Inspired by her past CUW professors, art alumna Taylor Strohmenger ('17) has carved her own path in the art world by pouring her talents into ice sculpting and ceramics.
Strohmenger graduated in May 2017 with a double major in art and Spanish. She now teaches art at John Long Middle School and ceramics at Grafton High School.
Outside of work, Strohmenger flexes her skills within the community. She recently competed in the Cedarburg’s Winter Festival ice sculpting competition, an event she’s competed in for the past three years. Out of the four contests she has competed in, she has taken 2nd place, twice!
Tell me about your involvement with ice sculpting.
Currently I only do ice carving once per year. I am working to get in contact with other festivals and competitions to branch out and carve in more competitions. I do compete, but I do it for the fun and thrill. It’s such a unique medium to work with, and I get a lot of enjoyment from carving!
What motivated you to first get involved in ice sculpting?
Professor Jeff Shawhan has always shown his ice and snow sculptures to us in class. In 2018 he was in charge of the winter festival at the Corners of Brookfield and encouraged me to sign up. I was able to borrow his tools for that competition because I didn’t have any. I was hooked from that first day.
What’s been your favorite carving? How do you decide on the shapes/creations you’ll make?
My favorite carving was my most recent one, “one fish, two fish” at Cedarburg’s winter festival. It had a lot of movement and form to it, making it really dynamic and interesting. With only 1 hour left of carving, my ice broke in half from a crack in the block of ice that was there from the start. It was something out of my control, but I was able to catch the sculpture and fuse it back together with a torch, some excess shaved ice, and some careful work. The sculpture didn’t have as much detail because of the time I lost repairing it, but this adds to it and makes me even more proud of the outcome. I ended up with 2nd place, despite the trouble! I’ve learned a lot about pushing through mishaps in my art, and that helped me in this instance.

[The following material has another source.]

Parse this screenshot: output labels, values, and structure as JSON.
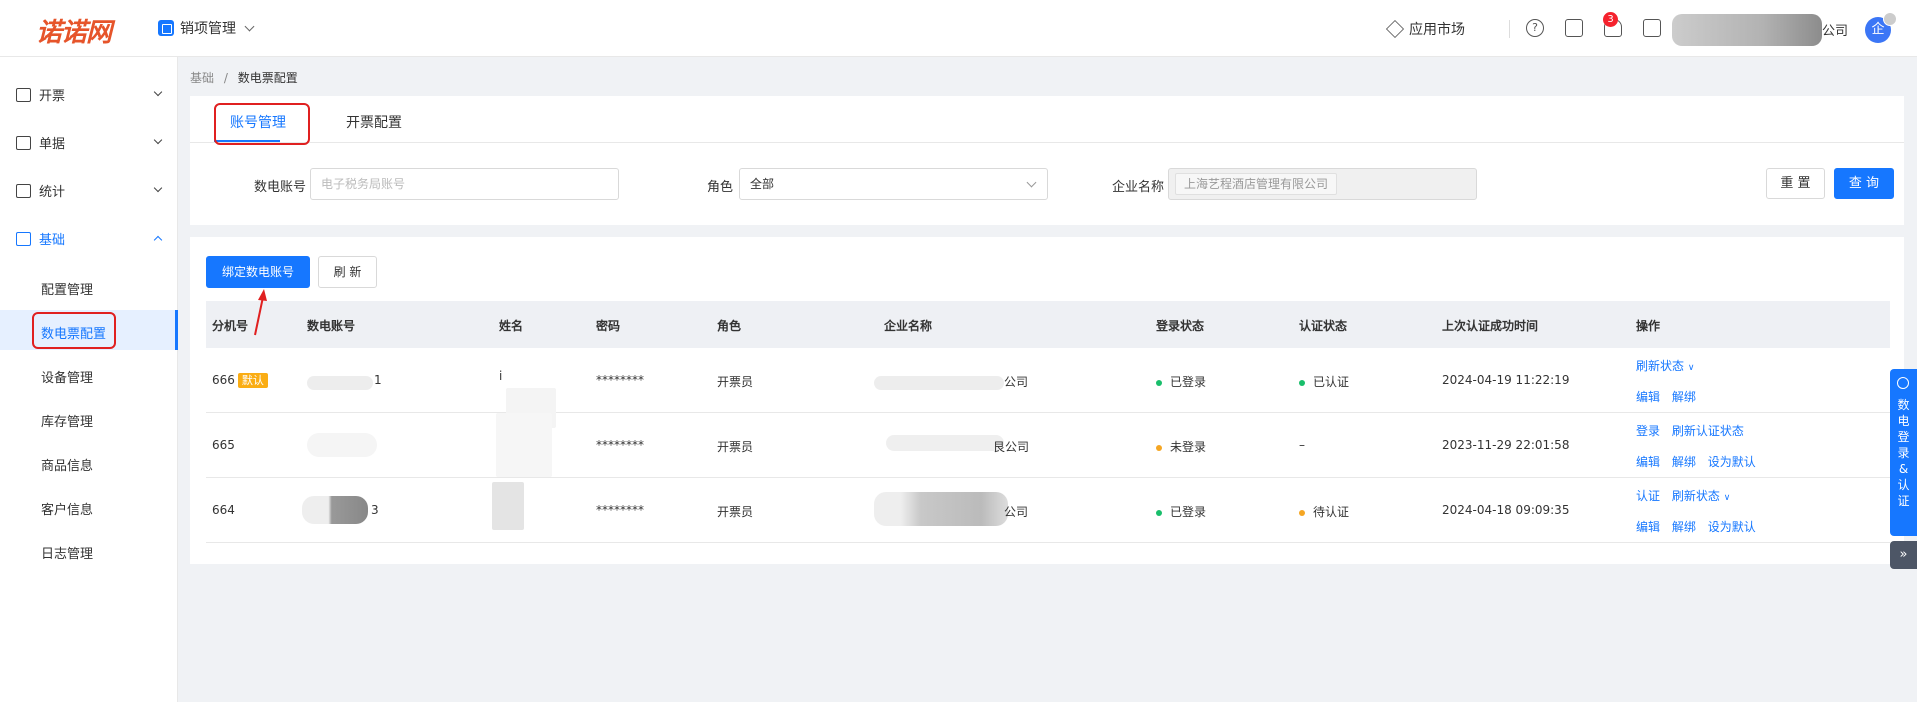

As far as designs go, there is typically a theme that I need to adhere to. I do some research for imagery and sketch out some ideas. Eventually I come up with my design and refine it until I am happy with it.
What other media do you like to work with?

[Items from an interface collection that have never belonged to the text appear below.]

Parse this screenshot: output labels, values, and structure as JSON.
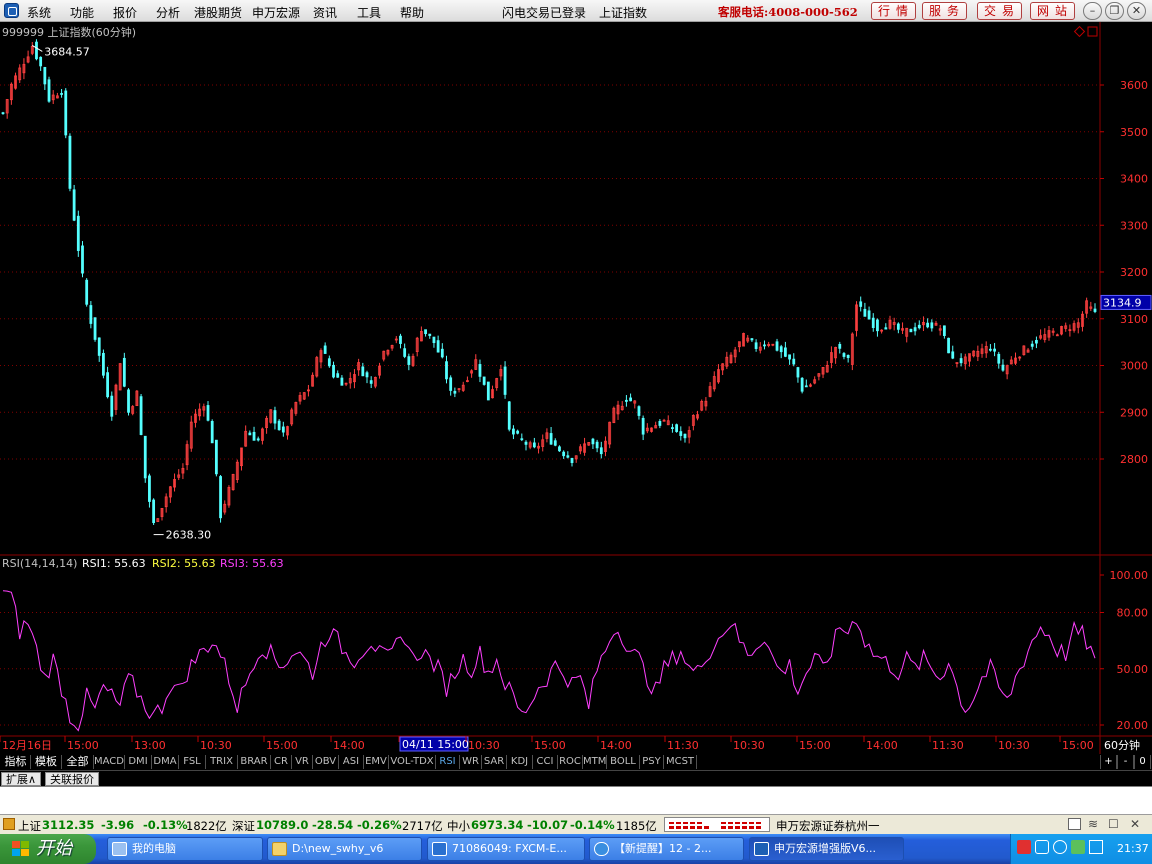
{
  "menu": {
    "items": [
      "系统",
      "功能",
      "报价",
      "分析",
      "港股期货",
      "申万宏源",
      "资讯",
      "工具",
      "帮助"
    ],
    "status": "闪电交易已登录",
    "symbol": "上证指数",
    "hotline": "客服电话:4008-000-562",
    "quick_buttons": [
      "行情",
      "服务",
      "交易",
      "网站"
    ]
  },
  "chart": {
    "title": "999999 上证指数(60分钟)",
    "last_price": "3134.9",
    "high_label": "3684.57",
    "low_label": "2638.30",
    "rsi_title": "RSI(14,14,14)",
    "rsi1_label": "RSI1: 55.63",
    "rsi2_label": "RSI2: 55.63",
    "rsi3_label": "RSI3: 55.63",
    "cursor_time": "04/11 15:00",
    "period": "60分钟"
  },
  "chart_data": [
    {
      "type": "candlestick",
      "title": "999999 上证指数(60分钟)",
      "ylim": [
        2560,
        3700
      ],
      "yticks": [
        2800,
        2900,
        3000,
        3100,
        3200,
        3300,
        3400,
        3500,
        3600
      ],
      "annotations": [
        {
          "label": "3684.57",
          "value": 3684.57
        },
        {
          "label": "2638.30",
          "value": 2638.3
        }
      ],
      "last_value": 3134.9,
      "colors": {
        "up": "#ff4040",
        "down": "#54ffff"
      },
      "keypoints": [
        [
          0,
          3540
        ],
        [
          2,
          3600
        ],
        [
          5,
          3650
        ],
        [
          7,
          3684
        ],
        [
          9,
          3640
        ],
        [
          11,
          3570
        ],
        [
          14,
          3590
        ],
        [
          16,
          3380
        ],
        [
          18,
          3250
        ],
        [
          20,
          3130
        ],
        [
          22,
          3060
        ],
        [
          24,
          2980
        ],
        [
          26,
          2900
        ],
        [
          28,
          3010
        ],
        [
          30,
          2900
        ],
        [
          32,
          2940
        ],
        [
          34,
          2760
        ],
        [
          36,
          2660
        ],
        [
          38,
          2700
        ],
        [
          40,
          2740
        ],
        [
          43,
          2780
        ],
        [
          45,
          2880
        ],
        [
          48,
          2920
        ],
        [
          50,
          2840
        ],
        [
          52,
          2680
        ],
        [
          55,
          2760
        ],
        [
          58,
          2860
        ],
        [
          61,
          2840
        ],
        [
          64,
          2900
        ],
        [
          67,
          2850
        ],
        [
          70,
          2920
        ],
        [
          73,
          2950
        ],
        [
          76,
          3040
        ],
        [
          79,
          2980
        ],
        [
          82,
          2960
        ],
        [
          85,
          3000
        ],
        [
          88,
          2960
        ],
        [
          91,
          3030
        ],
        [
          94,
          3060
        ],
        [
          97,
          3000
        ],
        [
          100,
          3080
        ],
        [
          103,
          3050
        ],
        [
          105,
          3010
        ],
        [
          107,
          2940
        ],
        [
          110,
          2960
        ],
        [
          113,
          3010
        ],
        [
          116,
          2930
        ],
        [
          119,
          3000
        ],
        [
          121,
          2860
        ],
        [
          124,
          2840
        ],
        [
          127,
          2820
        ],
        [
          130,
          2850
        ],
        [
          133,
          2820
        ],
        [
          136,
          2800
        ],
        [
          138,
          2820
        ],
        [
          140,
          2840
        ],
        [
          143,
          2810
        ],
        [
          146,
          2900
        ],
        [
          149,
          2930
        ],
        [
          151,
          2920
        ],
        [
          153,
          2860
        ],
        [
          155,
          2870
        ],
        [
          158,
          2880
        ],
        [
          161,
          2860
        ],
        [
          163,
          2840
        ],
        [
          165,
          2890
        ],
        [
          168,
          2930
        ],
        [
          171,
          2990
        ],
        [
          174,
          3020
        ],
        [
          177,
          3060
        ],
        [
          180,
          3040
        ],
        [
          183,
          3050
        ],
        [
          186,
          3030
        ],
        [
          189,
          3000
        ],
        [
          191,
          2950
        ],
        [
          193,
          2960
        ],
        [
          196,
          2990
        ],
        [
          199,
          3040
        ],
        [
          202,
          3010
        ],
        [
          204,
          3130
        ],
        [
          206,
          3110
        ],
        [
          209,
          3080
        ],
        [
          212,
          3090
        ],
        [
          215,
          3070
        ],
        [
          218,
          3080
        ],
        [
          221,
          3090
        ],
        [
          224,
          3080
        ],
        [
          227,
          3010
        ],
        [
          230,
          3010
        ],
        [
          233,
          3030
        ],
        [
          236,
          3040
        ],
        [
          239,
          2990
        ],
        [
          242,
          3020
        ],
        [
          245,
          3040
        ],
        [
          248,
          3060
        ],
        [
          251,
          3070
        ],
        [
          254,
          3080
        ],
        [
          257,
          3090
        ],
        [
          259,
          3130
        ],
        [
          261,
          3110
        ]
      ],
      "bar_count": 262
    },
    {
      "type": "line",
      "title": "RSI(14,14,14)",
      "ylim": [
        15,
        105
      ],
      "yticks": [
        20,
        50,
        80,
        100
      ],
      "series": [
        {
          "name": "RSI1",
          "color": "#ff40ff",
          "last_value": 55.63
        },
        {
          "name": "RSI2",
          "color": "#ffff40",
          "last_value": 55.63
        },
        {
          "name": "RSI3",
          "color": "#ff40ff",
          "last_value": 55.63
        }
      ],
      "rsi_keypoints": [
        [
          0,
          92
        ],
        [
          2,
          88
        ],
        [
          4,
          70
        ],
        [
          6,
          75
        ],
        [
          8,
          60
        ],
        [
          10,
          45
        ],
        [
          12,
          55
        ],
        [
          14,
          40
        ],
        [
          16,
          25
        ],
        [
          18,
          20
        ],
        [
          20,
          35
        ],
        [
          22,
          28
        ],
        [
          24,
          40
        ],
        [
          26,
          35
        ],
        [
          28,
          30
        ],
        [
          30,
          45
        ],
        [
          32,
          38
        ],
        [
          34,
          30
        ],
        [
          36,
          25
        ],
        [
          38,
          30
        ],
        [
          40,
          42
        ],
        [
          42,
          38
        ],
        [
          44,
          48
        ],
        [
          46,
          55
        ],
        [
          48,
          60
        ],
        [
          50,
          65
        ],
        [
          52,
          58
        ],
        [
          54,
          45
        ],
        [
          56,
          30
        ],
        [
          58,
          42
        ],
        [
          60,
          55
        ],
        [
          62,
          62
        ],
        [
          64,
          58
        ],
        [
          66,
          52
        ],
        [
          68,
          55
        ],
        [
          70,
          60
        ],
        [
          72,
          55
        ],
        [
          74,
          48
        ],
        [
          76,
          62
        ],
        [
          78,
          70
        ],
        [
          80,
          65
        ],
        [
          82,
          58
        ],
        [
          84,
          55
        ],
        [
          86,
          60
        ],
        [
          88,
          65
        ],
        [
          90,
          58
        ],
        [
          92,
          55
        ],
        [
          94,
          62
        ],
        [
          96,
          68
        ],
        [
          98,
          55
        ],
        [
          100,
          60
        ],
        [
          102,
          55
        ],
        [
          104,
          50
        ],
        [
          106,
          40
        ],
        [
          108,
          48
        ],
        [
          110,
          55
        ],
        [
          112,
          50
        ],
        [
          114,
          58
        ],
        [
          116,
          48
        ],
        [
          118,
          55
        ],
        [
          120,
          42
        ],
        [
          122,
          35
        ],
        [
          124,
          25
        ],
        [
          126,
          32
        ],
        [
          128,
          40
        ],
        [
          130,
          45
        ],
        [
          132,
          52
        ],
        [
          134,
          48
        ],
        [
          136,
          42
        ],
        [
          138,
          45
        ],
        [
          140,
          30
        ],
        [
          142,
          50
        ],
        [
          144,
          60
        ],
        [
          146,
          72
        ],
        [
          148,
          68
        ],
        [
          150,
          60
        ],
        [
          152,
          55
        ],
        [
          154,
          45
        ],
        [
          156,
          38
        ],
        [
          158,
          50
        ],
        [
          160,
          55
        ],
        [
          162,
          60
        ],
        [
          164,
          50
        ],
        [
          166,
          48
        ],
        [
          168,
          58
        ],
        [
          170,
          62
        ],
        [
          172,
          70
        ],
        [
          174,
          75
        ],
        [
          176,
          65
        ],
        [
          178,
          58
        ],
        [
          180,
          62
        ],
        [
          182,
          68
        ],
        [
          184,
          55
        ],
        [
          186,
          48
        ],
        [
          188,
          52
        ],
        [
          190,
          38
        ],
        [
          192,
          48
        ],
        [
          194,
          55
        ],
        [
          196,
          50
        ],
        [
          198,
          60
        ],
        [
          200,
          72
        ],
        [
          202,
          70
        ],
        [
          204,
          78
        ],
        [
          206,
          65
        ],
        [
          208,
          58
        ],
        [
          210,
          55
        ],
        [
          212,
          52
        ],
        [
          214,
          48
        ],
        [
          216,
          55
        ],
        [
          218,
          50
        ],
        [
          220,
          55
        ],
        [
          222,
          50
        ],
        [
          224,
          45
        ],
        [
          226,
          55
        ],
        [
          228,
          40
        ],
        [
          230,
          28
        ],
        [
          232,
          35
        ],
        [
          234,
          45
        ],
        [
          236,
          50
        ],
        [
          238,
          40
        ],
        [
          240,
          32
        ],
        [
          242,
          45
        ],
        [
          244,
          55
        ],
        [
          246,
          65
        ],
        [
          248,
          72
        ],
        [
          250,
          68
        ],
        [
          252,
          60
        ],
        [
          254,
          58
        ],
        [
          256,
          70
        ],
        [
          258,
          68
        ],
        [
          260,
          60
        ],
        [
          261,
          55.63
        ]
      ]
    }
  ],
  "xaxis": {
    "labels": [
      "12月16日",
      "15:00",
      "13:00",
      "10:30",
      "15:00",
      "14:00",
      "04/11 15:00",
      "10:30",
      "15:00",
      "14:00",
      "11:30",
      "10:30",
      "15:00",
      "14:00",
      "11:30",
      "10:30",
      "15:00"
    ]
  },
  "indicator_tabs": [
    "指标",
    "模板",
    "全部",
    "MACD",
    "DMI",
    "DMA",
    "FSL",
    "TRIX",
    "BRAR",
    "CR",
    "VR",
    "OBV",
    "ASI",
    "EMV",
    "VOL-TDX",
    "RSI",
    "WR",
    "SAR",
    "KDJ",
    "CCI",
    "ROC",
    "MTM",
    "BOLL",
    "PSY",
    "MCST"
  ],
  "active_tab": "RSI",
  "bottom_tabs": [
    "扩展∧",
    "关联报价"
  ],
  "page_controls": [
    "+",
    "-",
    "0"
  ],
  "ticker": {
    "sh_name": "上证",
    "sh_value": "3112.35",
    "sh_change": "-3.96",
    "sh_pct": "-0.13%",
    "sh_amount": "1822亿",
    "sz_name": "深证",
    "sz_value": "10789.0",
    "sz_change": "-28.54",
    "sz_pct": "-0.26%",
    "sz_amount": "2717亿",
    "sme_name": "中小",
    "sme_value": "6973.34",
    "sme_change": "-10.07",
    "sme_pct": "-0.14%",
    "sme_amount": "1185亿",
    "broker": "申万宏源证券杭州一"
  },
  "taskbar": {
    "start": "开始",
    "time": "21:37",
    "items": [
      "我的电脑",
      "D:\\new_swhy_v6",
      "71086049: FXCM-E...",
      "【新提醒】12 - 2...",
      "申万宏源增强版V6..."
    ]
  }
}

My favorite medium is clay. It’s very forgiving and unique. Using the pottery wheel is therapeutic and calming. Clay starts with a focus on form, but once fired there is a world of possibilities with decoration and glaze. It can be overwhelming but I enjoy experimenting with the possibilities and finding what works best with my pieces. I also enjoy painting with acrylic. I don’t paint as often as I work with clay, but I get pulled in any time I start a new painting.

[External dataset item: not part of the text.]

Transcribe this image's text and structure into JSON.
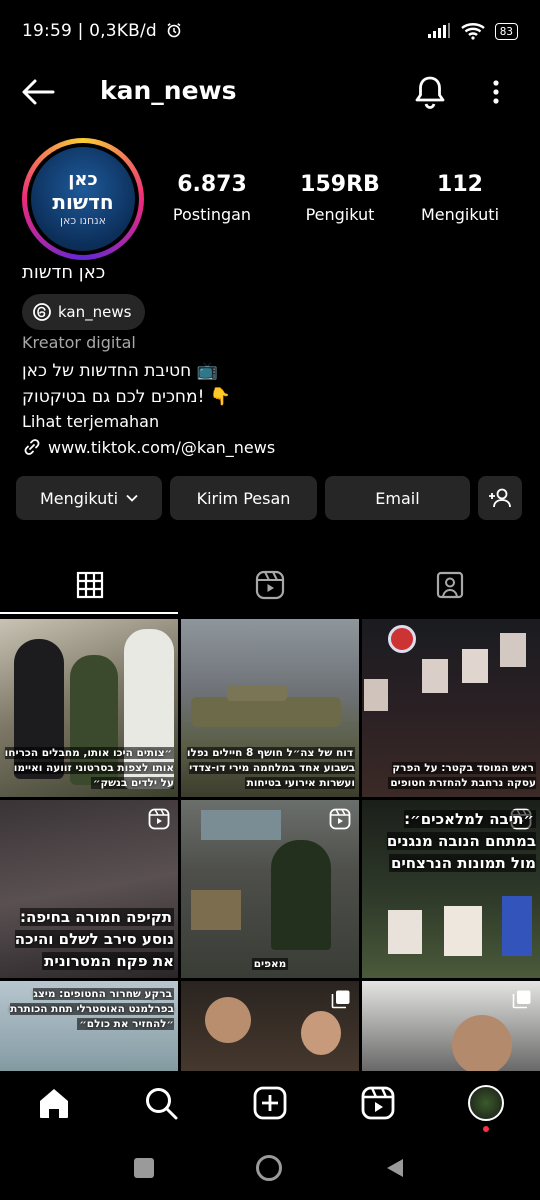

How has your CUW experience prepared you for your current ventures?
I learned a lot at CUW, both in my art work, art process, and about myself. The fine art courses are often small in size which enabled me to work closely with my professors and get plenty of feedback and help from them. I attribute a lot of my growth as an artist to that.
Having all of the courses based in faith has also helped me tremendously. The world is a crazy place, and having my foundation in Jesus is absolutely essential. I’m very thankful that my courses, in all content areas, helped point me to my faith, which helps me look to Jesus at all times of life. Faith-based art also helps me to give God the glory. It’s Him who blessed me with these gifts! And of course, I can’t forget to mention that having friends and classmates with that shared faith was amazing. I’m very blessed to have friends from CUW that share my same beliefs.
Any professors in particular who inspired you? How so?
Jeff Shawhan helped me grow significantly in my artwork. I learned and refined my pottery with his expertise. His exploration with unique media and combinations of media has inspired me to explore in similar ways.
Gaylund Stone has taught me much about refining my process. I grew to appreciate and love art history in his classes.
Margi Bell has helped me by breaking down how she teaches introductory art. She explained how everything is a shape, when drawing, all that needs to be done is identify it. I learned how art can truly be a learned skill and taught to anyone. I explain this to my students just how she had explained it to me at Concordia.
All of the art professors are constantly producing artwork, while also teaching and balancing life. This has inspired me to make the time to create art. Life can get busy really quickly, but we fill our time with what is a priority. My professors all exemplified making art a priority and this has inspired me to do the same.
Explore Concordia’s art programs
Thanks to CUW’s decades-running collaboration with the Milwaukee Institute of Art and Design, students can enroll at Concordia and receive all the benefits of a tight-knit campus community rooted in faith without sacrificing the expertise and industry connections of a MIAD education.
Click on the links below to check out CUW’s joint programs with MIAD:
Concordia also offers the following in-house arts programs:
If this story has inspired you, why not explore how you can help further Concordia's mission through giving.